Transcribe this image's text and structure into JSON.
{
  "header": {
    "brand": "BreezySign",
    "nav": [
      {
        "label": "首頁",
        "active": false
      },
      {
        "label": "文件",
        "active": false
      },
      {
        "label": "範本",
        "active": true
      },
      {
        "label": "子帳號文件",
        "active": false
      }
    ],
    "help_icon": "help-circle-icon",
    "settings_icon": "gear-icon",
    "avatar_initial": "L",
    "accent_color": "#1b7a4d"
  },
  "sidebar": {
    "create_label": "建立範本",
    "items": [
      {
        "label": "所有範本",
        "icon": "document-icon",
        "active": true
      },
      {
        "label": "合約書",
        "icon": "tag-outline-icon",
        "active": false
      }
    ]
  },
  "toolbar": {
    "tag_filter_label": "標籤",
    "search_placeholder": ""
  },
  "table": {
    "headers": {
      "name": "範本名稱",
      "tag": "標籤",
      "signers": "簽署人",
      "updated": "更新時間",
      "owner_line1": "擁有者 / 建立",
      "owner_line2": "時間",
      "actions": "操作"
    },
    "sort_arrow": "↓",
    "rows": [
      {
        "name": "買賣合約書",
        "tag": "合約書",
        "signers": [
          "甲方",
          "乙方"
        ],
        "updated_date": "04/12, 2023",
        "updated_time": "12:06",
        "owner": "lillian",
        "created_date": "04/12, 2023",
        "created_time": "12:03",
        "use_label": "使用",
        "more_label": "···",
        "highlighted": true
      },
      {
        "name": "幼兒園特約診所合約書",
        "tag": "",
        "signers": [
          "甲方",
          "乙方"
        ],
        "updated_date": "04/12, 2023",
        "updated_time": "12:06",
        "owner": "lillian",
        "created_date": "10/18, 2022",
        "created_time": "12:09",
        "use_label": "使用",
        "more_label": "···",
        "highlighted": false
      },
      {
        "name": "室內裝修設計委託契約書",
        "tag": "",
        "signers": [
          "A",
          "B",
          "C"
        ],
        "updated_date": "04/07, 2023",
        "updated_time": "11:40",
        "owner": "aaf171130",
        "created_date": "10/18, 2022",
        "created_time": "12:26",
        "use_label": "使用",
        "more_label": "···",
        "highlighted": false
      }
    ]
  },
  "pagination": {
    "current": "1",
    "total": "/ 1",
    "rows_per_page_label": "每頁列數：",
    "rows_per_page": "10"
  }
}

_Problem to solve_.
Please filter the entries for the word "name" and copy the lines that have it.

_Task result_.
      "name": "範本名稱",
        "name": "買賣合約書",
        "name": "幼兒園特約診所合約書",
        "name": "室內裝修設計委託契約書",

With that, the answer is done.